(Website and app data records)

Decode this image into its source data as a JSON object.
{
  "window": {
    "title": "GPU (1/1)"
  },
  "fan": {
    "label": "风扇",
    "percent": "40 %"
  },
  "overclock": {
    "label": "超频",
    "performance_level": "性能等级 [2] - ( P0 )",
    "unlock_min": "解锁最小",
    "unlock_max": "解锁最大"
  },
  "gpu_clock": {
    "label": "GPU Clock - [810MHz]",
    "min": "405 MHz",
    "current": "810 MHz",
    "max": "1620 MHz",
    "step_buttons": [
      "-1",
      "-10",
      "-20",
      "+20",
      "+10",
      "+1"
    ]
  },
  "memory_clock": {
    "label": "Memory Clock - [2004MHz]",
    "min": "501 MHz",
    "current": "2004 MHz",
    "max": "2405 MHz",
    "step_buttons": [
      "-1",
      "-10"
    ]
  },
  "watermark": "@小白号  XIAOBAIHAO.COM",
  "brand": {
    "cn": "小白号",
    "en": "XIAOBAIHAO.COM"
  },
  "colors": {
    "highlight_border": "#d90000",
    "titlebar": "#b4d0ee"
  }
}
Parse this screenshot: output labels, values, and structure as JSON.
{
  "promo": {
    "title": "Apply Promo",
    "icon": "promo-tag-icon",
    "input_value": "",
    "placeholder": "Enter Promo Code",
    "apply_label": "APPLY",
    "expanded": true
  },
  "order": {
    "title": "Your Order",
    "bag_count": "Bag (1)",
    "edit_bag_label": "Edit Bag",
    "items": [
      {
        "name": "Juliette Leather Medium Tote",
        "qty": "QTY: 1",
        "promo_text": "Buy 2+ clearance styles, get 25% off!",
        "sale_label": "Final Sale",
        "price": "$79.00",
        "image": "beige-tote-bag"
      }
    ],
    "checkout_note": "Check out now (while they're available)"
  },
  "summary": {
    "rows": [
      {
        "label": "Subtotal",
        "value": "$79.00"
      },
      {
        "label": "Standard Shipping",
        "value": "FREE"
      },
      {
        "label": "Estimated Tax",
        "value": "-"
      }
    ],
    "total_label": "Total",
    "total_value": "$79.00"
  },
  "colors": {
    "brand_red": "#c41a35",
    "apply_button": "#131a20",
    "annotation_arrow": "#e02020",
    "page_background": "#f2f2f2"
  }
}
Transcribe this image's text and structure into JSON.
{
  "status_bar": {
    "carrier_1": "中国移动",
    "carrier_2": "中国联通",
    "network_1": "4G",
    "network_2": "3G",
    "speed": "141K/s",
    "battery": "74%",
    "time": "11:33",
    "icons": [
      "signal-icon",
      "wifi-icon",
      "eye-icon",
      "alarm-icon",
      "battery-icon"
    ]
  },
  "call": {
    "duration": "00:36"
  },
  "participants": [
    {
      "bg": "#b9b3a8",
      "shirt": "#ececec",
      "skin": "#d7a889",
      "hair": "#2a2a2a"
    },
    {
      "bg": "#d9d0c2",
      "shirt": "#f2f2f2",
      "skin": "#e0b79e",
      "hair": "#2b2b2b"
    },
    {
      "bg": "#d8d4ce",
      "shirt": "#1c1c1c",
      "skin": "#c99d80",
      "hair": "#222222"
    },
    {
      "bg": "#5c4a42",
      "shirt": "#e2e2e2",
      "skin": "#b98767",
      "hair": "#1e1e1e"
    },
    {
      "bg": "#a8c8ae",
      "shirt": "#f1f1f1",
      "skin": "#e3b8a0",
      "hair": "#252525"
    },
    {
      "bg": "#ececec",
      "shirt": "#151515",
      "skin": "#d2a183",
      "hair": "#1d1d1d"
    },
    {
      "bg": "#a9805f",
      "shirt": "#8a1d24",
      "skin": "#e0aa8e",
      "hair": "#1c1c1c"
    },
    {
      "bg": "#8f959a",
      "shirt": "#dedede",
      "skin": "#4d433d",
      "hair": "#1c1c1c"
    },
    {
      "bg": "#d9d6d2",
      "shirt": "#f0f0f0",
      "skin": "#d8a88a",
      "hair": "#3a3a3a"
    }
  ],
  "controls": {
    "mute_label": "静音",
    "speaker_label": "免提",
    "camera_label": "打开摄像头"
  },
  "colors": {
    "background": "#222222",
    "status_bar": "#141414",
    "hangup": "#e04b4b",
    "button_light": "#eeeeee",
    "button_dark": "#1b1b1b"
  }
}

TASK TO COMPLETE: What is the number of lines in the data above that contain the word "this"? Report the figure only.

THE ANSWER: 3